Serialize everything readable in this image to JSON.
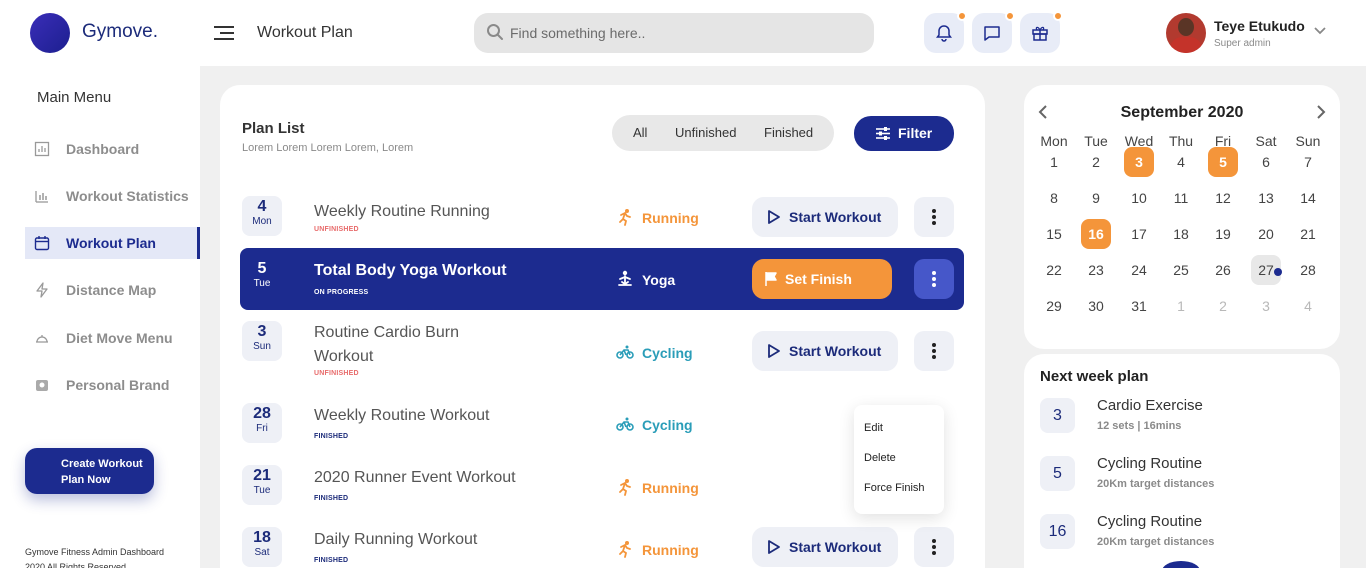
{
  "header": {
    "brand": "Gymove.",
    "page_title": "Workout Plan",
    "search_placeholder": "Find something here..",
    "user_name": "Teye Etukudo",
    "user_role": "Super admin",
    "accent_color": "#1c2b8f",
    "badge_color": "#f4953a"
  },
  "sidebar": {
    "title": "Main Menu",
    "items": [
      {
        "label": "Dashboard",
        "icon": "dashboard-icon"
      },
      {
        "label": "Workout Statistics",
        "icon": "bar-chart-icon"
      },
      {
        "label": "Workout Plan",
        "icon": "calendar-icon",
        "active": true
      },
      {
        "label": "Distance Map",
        "icon": "lightning-icon"
      },
      {
        "label": "Diet Move Menu",
        "icon": "food-icon"
      },
      {
        "label": "Personal Brand",
        "icon": "badge-icon"
      }
    ],
    "create_button": "Create Workout Plan Now",
    "footer_line1": "Gymove Fitness Admin Dashboard",
    "footer_line2": "2020 All Rights Reserved"
  },
  "plan": {
    "title": "Plan List",
    "subtitle": "Lorem Lorem Lorem Lorem, Lorem",
    "tabs": [
      "All",
      "Unfinished",
      "Finished"
    ],
    "filter_label": "Filter",
    "start_label": "Start Workout",
    "finish_label": "Set Finish",
    "rows": [
      {
        "day": "4",
        "dow": "Mon",
        "name": "Weekly Routine Running",
        "status": "UNFINISHED",
        "activity": "Running"
      },
      {
        "day": "5",
        "dow": "Tue",
        "name": "Total Body Yoga Workout",
        "status": "ON PROGRESS",
        "activity": "Yoga"
      },
      {
        "day": "3",
        "dow": "Sun",
        "name": "Routine Cardio Burn Workout",
        "status": "UNFINISHED",
        "activity": "Cycling"
      },
      {
        "day": "28",
        "dow": "Fri",
        "name": "Weekly Routine Workout",
        "status": "FINISHED",
        "activity": "Cycling"
      },
      {
        "day": "21",
        "dow": "Tue",
        "name": "2020 Runner Event Workout",
        "status": "FINISHED",
        "activity": "Running"
      },
      {
        "day": "18",
        "dow": "Sat",
        "name": "Daily Running Workout",
        "status": "FINISHED",
        "activity": "Running"
      }
    ],
    "menu": [
      "Edit",
      "Delete",
      "Force Finish"
    ]
  },
  "calendar": {
    "title": "September 2020",
    "weekdays": [
      "Mon",
      "Tue",
      "Wed",
      "Thu",
      "Fri",
      "Sat",
      "Sun"
    ],
    "days": [
      [
        "1",
        "2",
        "3",
        "4",
        "5",
        "6",
        "7"
      ],
      [
        "8",
        "9",
        "10",
        "11",
        "12",
        "13",
        "14"
      ],
      [
        "15",
        "16",
        "17",
        "18",
        "19",
        "20",
        "21"
      ],
      [
        "22",
        "23",
        "24",
        "25",
        "26",
        "27",
        "28"
      ],
      [
        "29",
        "30",
        "31",
        "1",
        "2",
        "3",
        "4"
      ]
    ]
  },
  "next_week": {
    "title": "Next week plan",
    "items": [
      {
        "num": "3",
        "name": "Cardio Exercise",
        "desc": "12 sets | 16mins"
      },
      {
        "num": "5",
        "name": "Cycling Routine",
        "desc": "20Km target distances"
      },
      {
        "num": "16",
        "name": "Cycling Routine",
        "desc": "20Km target distances"
      }
    ]
  }
}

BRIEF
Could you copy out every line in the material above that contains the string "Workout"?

EXERCISE RESULT
    "page_title": "Workout Plan",
        "label": "Workout Statistics",
        "label": "Workout Plan",
    "create_button": "Create Workout Plan Now",
    "start_label": "Start Workout",
        "name": "Total Body Yoga Workout",
        "name": "Routine Cardio Burn Workout",
        "name": "Weekly Routine Workout",
        "name": "2020 Runner Event Workout",
        "name": "Daily Running Workout",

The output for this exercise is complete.